So, you want to get published, huh?
Well, I’ve never met Elizabeth Peters.
For that matter, I’ve never even glimpsed Agatha Christie, Rex Stout or a myriad of other authors whose work I enjoy. Do I wish I had? Maybe. Would it have been fun, or disappointing? I don’t know. However, I’m okay with just reading their books.
Pardon the literary equivalent of whip-lash. If you’ve made it this far into my column, you’re undoubtedly wondering if I have a point. Well, of course I do. Here it is: It’s expected these days – meeting people, that is. In person, in social media, in newsletters and especially in large, impersonal quantities. It’s a part of selling books. Does it work? That’s hard to say. Anybody who knows anything about marketing also knows “presence” is required if your “target audience” is to know you exist so they can throw money in your direction.
Does that make you cringe? Yeah, me too. In fact, I don’t know too many authors who are chomping at the bit to go out and self-promote. The “large quantities” are an elusive, daunting goal. Especially for us introverts (read “writers”).
|Joyce Yarrow, Jeanne Matthews and me at a recent event.|
You should read their books ... and mine.
Why do we persist in doing this thing that so many of us hate and feel so inadequate in doing? Why force ourselves to think of new, attention-getting activities, and a lot of old ones that publishers used to do to promote their authors? Because we’re trying to reach those people who will smack themselves in the head and declare to their friends and acquaintances, "I've just finished a book that you have to read!”
Word of mouth. It’s the best marketing tool there is, and tapping into it is a bitch.
Yup. That's THE reason I’ve read all of Elizabeth Peters’ books (including those under her other names), Agatha Christie, Rex Stout et al. It's because someone suggested them to me in the first place, and I took it from there.
That’s what we all try to do, write the best book we can and then pray to the god of mystery readers that people like it – especially that person who will tell their friends. Have you told a friend about a book you’ve read and enjoyed?
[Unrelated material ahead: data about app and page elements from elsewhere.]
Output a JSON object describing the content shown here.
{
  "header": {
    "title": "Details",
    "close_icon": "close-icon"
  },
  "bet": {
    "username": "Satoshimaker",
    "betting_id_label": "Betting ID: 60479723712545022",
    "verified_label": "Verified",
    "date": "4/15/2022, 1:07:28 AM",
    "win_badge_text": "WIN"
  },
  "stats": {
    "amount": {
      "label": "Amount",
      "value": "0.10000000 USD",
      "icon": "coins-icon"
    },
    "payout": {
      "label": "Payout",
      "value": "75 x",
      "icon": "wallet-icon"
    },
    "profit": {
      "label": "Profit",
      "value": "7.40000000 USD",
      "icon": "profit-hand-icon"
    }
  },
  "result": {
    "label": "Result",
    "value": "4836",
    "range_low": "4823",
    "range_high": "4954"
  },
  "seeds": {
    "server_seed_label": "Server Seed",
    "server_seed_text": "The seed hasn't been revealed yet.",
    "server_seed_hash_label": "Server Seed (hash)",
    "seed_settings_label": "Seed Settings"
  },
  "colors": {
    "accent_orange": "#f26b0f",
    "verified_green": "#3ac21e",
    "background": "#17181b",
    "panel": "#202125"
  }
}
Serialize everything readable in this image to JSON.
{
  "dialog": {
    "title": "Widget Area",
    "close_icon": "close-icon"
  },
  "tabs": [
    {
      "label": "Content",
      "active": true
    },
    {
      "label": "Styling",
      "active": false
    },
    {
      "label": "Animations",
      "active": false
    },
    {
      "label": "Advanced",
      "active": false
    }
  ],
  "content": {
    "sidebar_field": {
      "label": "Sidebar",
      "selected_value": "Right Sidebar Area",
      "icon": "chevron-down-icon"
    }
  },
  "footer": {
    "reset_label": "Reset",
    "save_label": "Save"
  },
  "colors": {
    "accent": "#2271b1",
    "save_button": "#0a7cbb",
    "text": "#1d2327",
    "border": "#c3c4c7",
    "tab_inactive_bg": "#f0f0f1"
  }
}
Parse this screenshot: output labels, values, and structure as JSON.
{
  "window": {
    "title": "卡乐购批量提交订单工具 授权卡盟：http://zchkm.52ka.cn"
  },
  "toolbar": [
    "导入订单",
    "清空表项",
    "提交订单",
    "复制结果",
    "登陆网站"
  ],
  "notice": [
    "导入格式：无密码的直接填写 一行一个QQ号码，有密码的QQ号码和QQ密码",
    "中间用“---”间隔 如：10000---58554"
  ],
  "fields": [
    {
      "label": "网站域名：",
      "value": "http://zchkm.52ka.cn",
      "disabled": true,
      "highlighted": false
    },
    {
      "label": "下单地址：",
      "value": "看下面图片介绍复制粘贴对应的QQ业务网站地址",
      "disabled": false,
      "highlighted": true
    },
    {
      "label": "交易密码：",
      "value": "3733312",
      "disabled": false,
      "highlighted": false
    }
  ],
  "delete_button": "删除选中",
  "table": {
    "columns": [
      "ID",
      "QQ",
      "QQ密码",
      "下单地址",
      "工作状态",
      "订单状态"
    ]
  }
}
Go ahead and do it. You’ll be doing the author a favor that costs you nothing, and chances are that initial book you bought cost less than the Thigh Master® sitting in the back of your closet you don’t want anyone to know you have.
So, those of you who long to publish (indie or otherwise), do you still want to do it?